The All-Ireland Super 8s is a round-robin tournament in which each team plays the other teams in its group. The top two teams from each group advance to the All-Ireland semi-finals, where they play against each other. If one team wins both their games, they advance to the final match against another team who was knocked out earlier on in the tournament. If they win that match too, they become champions of Ireland and take home Sam Maguire Cup.
The format of the All – Ireland Senior Hurling Championship changes constantly, but it usually involves two tiers. The top tier is the All-Ireland Championship and the Leinster and Munster Senior Hurling Championships. The lower tiers are the Joe McDonagh Cup (2nd), the Christy Ring Cup (3rd), Lory Meagher Cup (4th), and Nicky Rackard Cup (5th). Winners of each tier advance to next one.
The main Championship is a knockout tournament featuring the best teams from Leinster and Munster. There are two Qualifying Rounds, followed by the quarterfinals, semi-finals, and championship game – the Liam MacCarthy Cup.
The top two teams in each division of the Gaelic Football League face off in the NFL semi-finals. The winners advance to the New Ireland Cup, which isn’t as well-known or publicized as the NFL, but is still exciting! If you want to bet on Gaelic football online, don’t ignore the NFL.

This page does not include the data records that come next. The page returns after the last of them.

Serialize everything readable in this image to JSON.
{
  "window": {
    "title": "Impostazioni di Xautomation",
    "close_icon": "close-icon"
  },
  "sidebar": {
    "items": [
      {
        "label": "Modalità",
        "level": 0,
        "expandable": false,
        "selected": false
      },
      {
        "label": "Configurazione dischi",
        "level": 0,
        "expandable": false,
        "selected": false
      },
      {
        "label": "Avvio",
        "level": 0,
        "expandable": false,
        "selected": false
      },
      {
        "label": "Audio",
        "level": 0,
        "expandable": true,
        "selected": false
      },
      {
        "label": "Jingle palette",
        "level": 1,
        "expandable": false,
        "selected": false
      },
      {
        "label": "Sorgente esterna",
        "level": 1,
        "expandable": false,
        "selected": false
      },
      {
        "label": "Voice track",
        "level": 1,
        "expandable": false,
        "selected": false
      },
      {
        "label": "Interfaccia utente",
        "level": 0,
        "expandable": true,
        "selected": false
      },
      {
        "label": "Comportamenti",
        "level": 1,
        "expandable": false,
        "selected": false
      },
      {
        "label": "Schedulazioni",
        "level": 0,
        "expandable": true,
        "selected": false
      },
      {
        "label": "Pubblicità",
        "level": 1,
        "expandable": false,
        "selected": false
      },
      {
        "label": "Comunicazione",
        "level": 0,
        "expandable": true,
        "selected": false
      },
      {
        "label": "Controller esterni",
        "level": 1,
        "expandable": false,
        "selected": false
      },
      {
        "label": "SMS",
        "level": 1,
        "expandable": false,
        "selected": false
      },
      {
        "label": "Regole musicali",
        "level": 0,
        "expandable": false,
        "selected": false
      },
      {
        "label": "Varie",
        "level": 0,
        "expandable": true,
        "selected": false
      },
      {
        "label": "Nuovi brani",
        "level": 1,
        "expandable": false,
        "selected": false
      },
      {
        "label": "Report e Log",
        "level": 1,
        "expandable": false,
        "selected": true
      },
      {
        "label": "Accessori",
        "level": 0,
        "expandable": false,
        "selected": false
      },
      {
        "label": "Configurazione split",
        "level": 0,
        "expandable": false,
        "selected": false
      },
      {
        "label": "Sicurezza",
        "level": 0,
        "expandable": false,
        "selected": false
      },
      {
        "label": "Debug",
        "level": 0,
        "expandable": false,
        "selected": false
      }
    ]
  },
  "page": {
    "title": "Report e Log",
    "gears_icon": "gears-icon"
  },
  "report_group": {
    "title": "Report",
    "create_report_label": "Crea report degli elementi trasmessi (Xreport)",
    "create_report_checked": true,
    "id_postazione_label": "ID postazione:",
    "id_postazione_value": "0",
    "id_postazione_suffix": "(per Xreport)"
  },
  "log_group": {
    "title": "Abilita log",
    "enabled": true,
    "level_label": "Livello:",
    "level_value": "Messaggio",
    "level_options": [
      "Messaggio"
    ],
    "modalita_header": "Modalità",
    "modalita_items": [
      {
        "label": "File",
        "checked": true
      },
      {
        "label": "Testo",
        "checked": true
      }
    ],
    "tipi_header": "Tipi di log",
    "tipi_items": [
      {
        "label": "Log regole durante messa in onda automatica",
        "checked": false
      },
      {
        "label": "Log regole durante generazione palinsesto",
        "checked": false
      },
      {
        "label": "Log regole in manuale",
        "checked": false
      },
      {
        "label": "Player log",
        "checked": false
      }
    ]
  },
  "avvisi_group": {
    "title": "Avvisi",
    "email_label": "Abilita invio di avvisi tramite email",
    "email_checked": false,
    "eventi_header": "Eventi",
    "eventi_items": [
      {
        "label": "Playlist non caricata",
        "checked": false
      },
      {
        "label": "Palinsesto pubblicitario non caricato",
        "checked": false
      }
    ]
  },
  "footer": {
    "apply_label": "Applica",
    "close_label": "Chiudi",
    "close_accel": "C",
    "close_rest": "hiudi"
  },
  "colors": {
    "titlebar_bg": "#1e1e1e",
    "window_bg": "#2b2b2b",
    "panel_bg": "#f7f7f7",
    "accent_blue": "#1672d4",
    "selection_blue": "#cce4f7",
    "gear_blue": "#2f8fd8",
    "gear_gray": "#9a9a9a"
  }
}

Hurling, one of the oldest sports still being played, was already popular in Ireland by 1200 BCE. It gave birth to other similar sports played on the British Isles, such as cammag (similar to Gaelic football), shinty (similar to field hockey), and bando (similar to Australian rules football). There’s also a ladies’ version called camogie.

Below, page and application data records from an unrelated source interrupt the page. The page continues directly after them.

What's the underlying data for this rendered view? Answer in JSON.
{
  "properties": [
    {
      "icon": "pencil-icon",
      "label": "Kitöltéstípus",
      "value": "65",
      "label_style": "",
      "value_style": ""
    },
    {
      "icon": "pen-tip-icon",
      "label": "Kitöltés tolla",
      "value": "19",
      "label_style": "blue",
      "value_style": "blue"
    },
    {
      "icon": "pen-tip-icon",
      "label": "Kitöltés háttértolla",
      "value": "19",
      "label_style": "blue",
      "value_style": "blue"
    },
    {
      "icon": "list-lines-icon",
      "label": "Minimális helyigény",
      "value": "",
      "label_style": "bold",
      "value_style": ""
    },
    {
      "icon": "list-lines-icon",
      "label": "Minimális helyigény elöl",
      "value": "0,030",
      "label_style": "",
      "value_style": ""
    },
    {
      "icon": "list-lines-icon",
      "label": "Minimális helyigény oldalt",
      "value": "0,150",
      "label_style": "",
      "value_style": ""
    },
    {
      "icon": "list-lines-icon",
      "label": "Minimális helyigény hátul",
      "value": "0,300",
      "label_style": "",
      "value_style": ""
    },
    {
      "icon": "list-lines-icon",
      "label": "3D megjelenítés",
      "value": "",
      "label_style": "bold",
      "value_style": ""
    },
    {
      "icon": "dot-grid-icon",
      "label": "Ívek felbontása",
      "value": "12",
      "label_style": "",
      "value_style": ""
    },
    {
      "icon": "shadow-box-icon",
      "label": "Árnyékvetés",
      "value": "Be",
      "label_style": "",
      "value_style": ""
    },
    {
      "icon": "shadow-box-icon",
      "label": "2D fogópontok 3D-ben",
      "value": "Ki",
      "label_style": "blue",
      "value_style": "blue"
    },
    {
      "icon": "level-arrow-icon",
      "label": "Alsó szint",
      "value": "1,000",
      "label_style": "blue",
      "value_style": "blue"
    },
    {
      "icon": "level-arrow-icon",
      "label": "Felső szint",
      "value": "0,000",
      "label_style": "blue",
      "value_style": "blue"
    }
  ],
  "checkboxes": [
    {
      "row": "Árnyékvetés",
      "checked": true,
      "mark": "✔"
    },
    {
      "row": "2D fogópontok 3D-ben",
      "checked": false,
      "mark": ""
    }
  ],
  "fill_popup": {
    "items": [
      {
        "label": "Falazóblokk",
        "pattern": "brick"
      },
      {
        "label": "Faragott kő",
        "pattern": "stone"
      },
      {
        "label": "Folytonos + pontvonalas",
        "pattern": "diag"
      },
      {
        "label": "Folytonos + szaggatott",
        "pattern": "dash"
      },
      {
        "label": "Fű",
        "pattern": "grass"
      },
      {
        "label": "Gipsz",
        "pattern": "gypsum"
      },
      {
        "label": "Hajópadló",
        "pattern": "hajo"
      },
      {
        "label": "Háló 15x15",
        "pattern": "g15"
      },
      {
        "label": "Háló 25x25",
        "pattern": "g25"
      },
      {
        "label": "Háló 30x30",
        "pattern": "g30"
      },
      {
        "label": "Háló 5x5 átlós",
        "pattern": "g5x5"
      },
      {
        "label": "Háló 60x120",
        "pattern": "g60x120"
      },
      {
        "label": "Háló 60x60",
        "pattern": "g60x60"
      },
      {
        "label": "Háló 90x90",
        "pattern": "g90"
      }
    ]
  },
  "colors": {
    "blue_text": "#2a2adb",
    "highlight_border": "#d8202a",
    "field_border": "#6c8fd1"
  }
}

Gaelic football was first played in the 1300s, but it was initially an activity of the gentry. However, it quickly became popular with regular people as well. Today, local and regional rivalries erupt every year and serve as a source of pride for Irish residents.
Amubet Tips about Gaelic sports?
If you’re tired of high-stakes gambling, Gaelic sports betting might be a good fit for you. Both hurling and Gaelic football are strictly amateur, so all you need to focus on is the beautiful gameplay. No drama, no fuss – just 30 men facing off to see whose team will prevail.
If you’re thinking about trying Gaelic sports betting for the first time, don’t wait any longer! It’s becoming more and more accessible around the globe.
Can I place a bet on Gaelic football matches with the in-play feature?
Absolutely! Gaelic football is a very popular pastime for many punters. Visit your bookie and look at the live betting section; you’ll see plenty of markets on hurling as well.
Is betting on Gaelic football worth it?
When you choose to place a bet with amubet’s recommended bookie, you can rest assured that your funds will be safe.
Do you know of any prop bets for Gaelic football betting?
When big games happen, you’ll see lots of prop bets being placed. Both the National Football League and the All-Ireland Championship have been hotbeds for exotic wagers.
Can I bet on Gaelic hurling?
You can place a bet on which team will win the All-Ireland Senior Hurling Championship before the start of the tournament. Some bookmakers offer such markets on both Leinster and Munster Championships, too.
Is Gaelic football similar to association football? Why or why not?
Yes, it does. But it’s also different from other sports in that it combines elements of several different types of athletic ability.
Do you have any special strategies for Gaelic sports betting?
There are many similarities between futsal and American football, such as the fact that both games use the same type of goalposts.
Can you suggest any Gaelic football/hurling betting tips?
Gaelic sports betting tips are a great way to start, but there are many other sources for information as well. Make sure you’re getting your info from a reliable source, like those listed below.